On Wednesday, Representative Trent Franks argued that the Pain-Capable Unborn Child Protection Act, which would ban abortion after twenty weeks, did not need Democrat-proposed exceptions for rape or incest because, "The incidence of rape resulting in pregnancy are very low." The Republican-led House Judiciary Committee agreed enough to approve the bill, but the Arizona Republican's comments (which either were or were not worse than Todd Akin's legendary abortion gaffe) drew some unwanted media attention to the legislation. In what appears to be an attempt to limit the fallout, the House Rules Committee's GOP leadership has quietly amended the bill to include previously dismissed rape and incest exceptions, though women hoping to make use of them would be required to report the crimes to the police before getting the abortion.
Also, a female abortion opponent, Tennessee Republican Marsha Blackburn, will now oversee the debate of the bill (which Franks sponsored) when the entire House takes it up next week. Unsurprisingly, the changes were not enough to win the hearts and minds of the pro-choice crowd.
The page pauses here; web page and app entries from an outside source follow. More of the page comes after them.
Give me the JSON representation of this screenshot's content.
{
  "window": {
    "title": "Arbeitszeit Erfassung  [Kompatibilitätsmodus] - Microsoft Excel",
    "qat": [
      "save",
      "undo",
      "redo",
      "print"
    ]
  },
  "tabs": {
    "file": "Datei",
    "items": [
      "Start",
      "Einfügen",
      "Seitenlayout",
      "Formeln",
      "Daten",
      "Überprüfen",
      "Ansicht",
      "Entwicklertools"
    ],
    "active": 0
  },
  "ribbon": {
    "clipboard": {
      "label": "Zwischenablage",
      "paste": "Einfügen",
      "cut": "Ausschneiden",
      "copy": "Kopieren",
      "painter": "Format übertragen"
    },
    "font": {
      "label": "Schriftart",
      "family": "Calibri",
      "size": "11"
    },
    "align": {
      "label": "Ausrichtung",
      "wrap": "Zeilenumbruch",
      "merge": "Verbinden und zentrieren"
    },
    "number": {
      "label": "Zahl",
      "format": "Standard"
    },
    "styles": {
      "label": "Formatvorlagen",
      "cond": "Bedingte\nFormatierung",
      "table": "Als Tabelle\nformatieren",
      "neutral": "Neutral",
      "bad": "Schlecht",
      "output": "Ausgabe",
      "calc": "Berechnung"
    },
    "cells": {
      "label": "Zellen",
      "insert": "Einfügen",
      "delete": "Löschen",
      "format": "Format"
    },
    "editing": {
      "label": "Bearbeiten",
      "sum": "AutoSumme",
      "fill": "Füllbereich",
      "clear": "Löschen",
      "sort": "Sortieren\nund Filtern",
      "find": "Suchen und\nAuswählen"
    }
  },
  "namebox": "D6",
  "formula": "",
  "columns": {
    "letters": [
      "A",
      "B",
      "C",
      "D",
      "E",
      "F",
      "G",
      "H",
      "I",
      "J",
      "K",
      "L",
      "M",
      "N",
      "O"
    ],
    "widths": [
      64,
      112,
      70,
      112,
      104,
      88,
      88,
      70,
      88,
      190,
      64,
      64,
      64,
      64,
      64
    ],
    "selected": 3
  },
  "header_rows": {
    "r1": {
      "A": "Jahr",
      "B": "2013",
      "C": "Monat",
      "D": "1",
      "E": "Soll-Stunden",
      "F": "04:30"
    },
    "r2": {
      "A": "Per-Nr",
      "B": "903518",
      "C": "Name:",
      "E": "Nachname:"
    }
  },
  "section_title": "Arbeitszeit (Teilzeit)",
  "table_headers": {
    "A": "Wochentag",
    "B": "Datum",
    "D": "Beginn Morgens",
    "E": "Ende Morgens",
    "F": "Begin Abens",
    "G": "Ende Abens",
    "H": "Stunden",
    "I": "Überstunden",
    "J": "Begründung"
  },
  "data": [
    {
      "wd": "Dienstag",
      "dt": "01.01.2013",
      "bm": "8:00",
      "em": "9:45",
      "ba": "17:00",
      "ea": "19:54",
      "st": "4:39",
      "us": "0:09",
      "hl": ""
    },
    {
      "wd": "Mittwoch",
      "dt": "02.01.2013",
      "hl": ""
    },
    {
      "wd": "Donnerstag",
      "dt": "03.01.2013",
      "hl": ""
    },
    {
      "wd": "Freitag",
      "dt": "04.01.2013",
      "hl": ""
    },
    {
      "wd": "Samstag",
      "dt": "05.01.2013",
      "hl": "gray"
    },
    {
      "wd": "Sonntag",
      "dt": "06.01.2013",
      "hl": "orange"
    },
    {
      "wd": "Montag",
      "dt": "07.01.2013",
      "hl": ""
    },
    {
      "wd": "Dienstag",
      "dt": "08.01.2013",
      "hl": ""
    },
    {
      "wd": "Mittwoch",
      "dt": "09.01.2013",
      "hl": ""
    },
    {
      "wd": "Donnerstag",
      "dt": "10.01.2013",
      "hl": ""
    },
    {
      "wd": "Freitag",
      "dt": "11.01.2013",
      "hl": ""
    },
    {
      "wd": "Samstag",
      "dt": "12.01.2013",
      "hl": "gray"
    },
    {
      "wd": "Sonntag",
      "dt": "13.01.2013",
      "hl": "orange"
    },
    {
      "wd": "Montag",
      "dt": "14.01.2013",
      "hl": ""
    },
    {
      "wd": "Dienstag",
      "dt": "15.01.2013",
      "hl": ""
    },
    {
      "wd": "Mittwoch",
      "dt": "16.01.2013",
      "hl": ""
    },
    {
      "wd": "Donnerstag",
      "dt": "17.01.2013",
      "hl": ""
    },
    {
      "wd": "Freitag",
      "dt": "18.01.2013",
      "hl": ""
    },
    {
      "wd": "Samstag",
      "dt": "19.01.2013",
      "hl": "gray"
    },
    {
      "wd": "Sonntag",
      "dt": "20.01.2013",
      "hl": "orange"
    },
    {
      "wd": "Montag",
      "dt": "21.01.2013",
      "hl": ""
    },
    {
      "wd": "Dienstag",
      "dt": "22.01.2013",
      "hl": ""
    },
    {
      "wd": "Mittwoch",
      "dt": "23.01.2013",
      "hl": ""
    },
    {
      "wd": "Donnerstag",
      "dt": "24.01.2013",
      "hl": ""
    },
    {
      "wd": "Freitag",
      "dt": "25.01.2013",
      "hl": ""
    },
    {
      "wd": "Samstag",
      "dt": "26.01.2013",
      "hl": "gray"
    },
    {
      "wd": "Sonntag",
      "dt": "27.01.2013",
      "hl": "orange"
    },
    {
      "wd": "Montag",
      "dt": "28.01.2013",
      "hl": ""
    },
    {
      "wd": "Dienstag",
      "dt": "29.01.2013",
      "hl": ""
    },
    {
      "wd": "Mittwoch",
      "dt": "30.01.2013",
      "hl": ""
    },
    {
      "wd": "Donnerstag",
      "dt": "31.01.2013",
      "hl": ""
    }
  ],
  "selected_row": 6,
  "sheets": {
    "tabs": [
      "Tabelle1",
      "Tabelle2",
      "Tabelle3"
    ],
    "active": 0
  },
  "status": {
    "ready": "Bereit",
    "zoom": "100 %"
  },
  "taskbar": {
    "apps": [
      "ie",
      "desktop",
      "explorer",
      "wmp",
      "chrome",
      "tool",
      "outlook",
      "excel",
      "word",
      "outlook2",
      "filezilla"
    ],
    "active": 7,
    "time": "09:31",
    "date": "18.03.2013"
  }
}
Planned Parenthood Eric Ferrero called the last-minute rape and incest provision, "A cynical political attempt by House leadership to cover up the deeply ignorant and offensive views on women’s health expressed by the bill’s sponsor." Putting Blackburn's female face in front is similarly unlikely to fool anyone.